The audit found that Temple did not have a system or written protocol to monitor when sexual harassment training was completed and that nine of 20 new employees who were reviewed in the audit did not complete the required training.
All university employees are responsible for completing the university’s online non-discrimination, anti-harassment and anti-retaliation training upon initial employment, according to Temple’s policies and procedures manual addressing discrimination and harassment in the workplace.
The manual was last amended in September 2020 and states that employees may be asked to complete the training again after initial employment at the discretion of Temple’s president, according to the document.
Temple “failed to design and implement adequate oversight, due in part to weaknesses in its tracking system, to ensure all new employees received the required training on preventing and addressing sexual harassment,” according to the audit.

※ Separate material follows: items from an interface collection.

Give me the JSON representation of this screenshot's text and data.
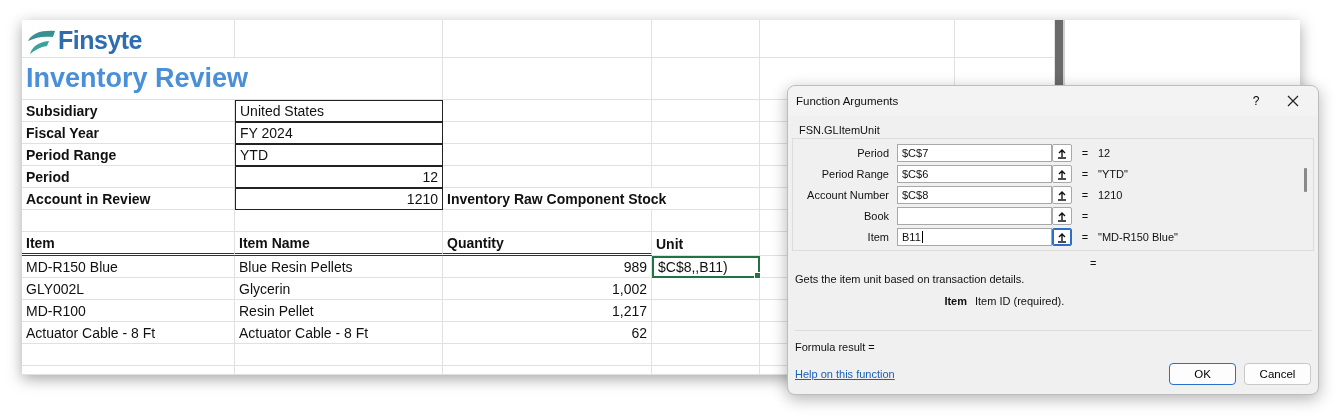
{
  "logo": {
    "text": "Finsyte"
  },
  "title": "Inventory Review",
  "parameters": [
    {
      "label": "Subsidiary",
      "value": "United States",
      "kind": "text"
    },
    {
      "label": "Fiscal Year",
      "value": "FY 2024",
      "kind": "text"
    },
    {
      "label": "Period Range",
      "value": "YTD",
      "kind": "text"
    },
    {
      "label": "Period",
      "value": "12",
      "kind": "number"
    },
    {
      "label": "Account in Review",
      "value": "1210",
      "kind": "number",
      "note": "Inventory Raw Component Stock"
    }
  ],
  "table": {
    "columns": [
      "Item",
      "Item Name",
      "Quantity",
      "Unit"
    ],
    "rows": [
      {
        "item": "MD-R150 Blue",
        "item_name": "Blue Resin Pellets",
        "quantity": "989",
        "unit": "$C$8,,B11)",
        "selected": true
      },
      {
        "item": "GLY002L",
        "item_name": "Glycerin",
        "quantity": "1,002",
        "selected": false
      },
      {
        "item": "MD-R100",
        "item_name": "Resin Pellet",
        "quantity": "1,217",
        "selected": false
      },
      {
        "item": "Actuator Cable - 8 Ft",
        "item_name": "Actuator Cable - 8 Ft",
        "quantity": "62",
        "selected": false
      }
    ]
  },
  "dialog": {
    "title": "Function Arguments",
    "help_button": "?",
    "function_name": "FSN.GLItemUnit",
    "arguments": [
      {
        "label": "Period",
        "value": "$C$7",
        "equals": "=",
        "result": "12",
        "selected": false
      },
      {
        "label": "Period Range",
        "value": "$C$6",
        "equals": "=",
        "result": "\"YTD\"",
        "selected": false
      },
      {
        "label": "Account Number",
        "value": "$C$8",
        "equals": "=",
        "result": "1210",
        "selected": false
      },
      {
        "label": "Book",
        "equals": "=",
        "selected": false
      },
      {
        "label": "Item",
        "value": "B11",
        "equals": "=",
        "result": "\"MD-R150 Blue\"",
        "selected": true
      }
    ],
    "function_equals": "=",
    "description": "Gets the item unit based on transaction details.",
    "argument_help": {
      "name": "Item",
      "text": "Item ID (required)."
    },
    "formula_result": "Formula result =",
    "help_link": "Help on this function",
    "buttons": [
      {
        "label": "OK",
        "default": true
      },
      {
        "label": "Cancel",
        "default": false
      }
    ]
  }
}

Temple replaced its infrequently used sexual harassment prevention training for all employees in August 2018 with a yearly policy acknowledgment, according to the audit. This was not in accordance with the Equal Employment Opportunity Commission which recommends, if possible, that harassment prevention training be conducted on a regular basis by live trainers, according to the audit.
Twelve of 55 employees, reviewed for the audit, did not complete Temple’s policy acknowledgment in Fall 2018, and Temple shared that 23 percent of employees did not complete the policy acknowledgment, according to the audit.
The audit issued seven recommendations for strengthening the sexual harassment training system at Temple, according to the press release.
“The university is developing processes and implementing controls that will allow management to more effectively monitor and enforce compliance moving forward,” Betzner wrote.
The auditors randomly selected seven of 42 projects from Temple’s 2014 campus master plan, “Visualize Temple,” and an additional 2017 list of projects from the provost to determine if each project was justified and obtained required approval, according to the audit.
While Temple’s need for capital projects, or campus construction projects, are in line with the “best practices” for the university, the university lacks a process for prioritizing needed capital projects and allocating limited resources, according to the audit.
The audit also found that while Temple accurately documented its major capital projects, the university needs to improve its outreach to stakeholders, like the City of Philadelphia and City Council, to determine if there is support for projects before Temple makes significant investments.
For example, Temple spent approximately $1.3 million evaluating, programming and designing an on-campus stadium before holding a community town hall meeting about the stadium. Temple then abandoned the project after being met with protests from the community and a lack of City Council support, according to the audit.
The audit recommended Temple reach out to community and City Council stakeholders before incurring significant costs and describe how it prioritizes capital projects and handles changes to its campus master plan, according to the press release.
A group has been established at the university to evaluate and update capital policies and construction priorities so that Temple prioritizes health and safety, Betzner wrote.
Temple also complies with Philadelphia’s zoning process that includes the Civic Design Review and opportunities for public comment, and has partnered with the North Central Special Services District to obtain public comments on the university’s priorities for projects, Betzner wrote.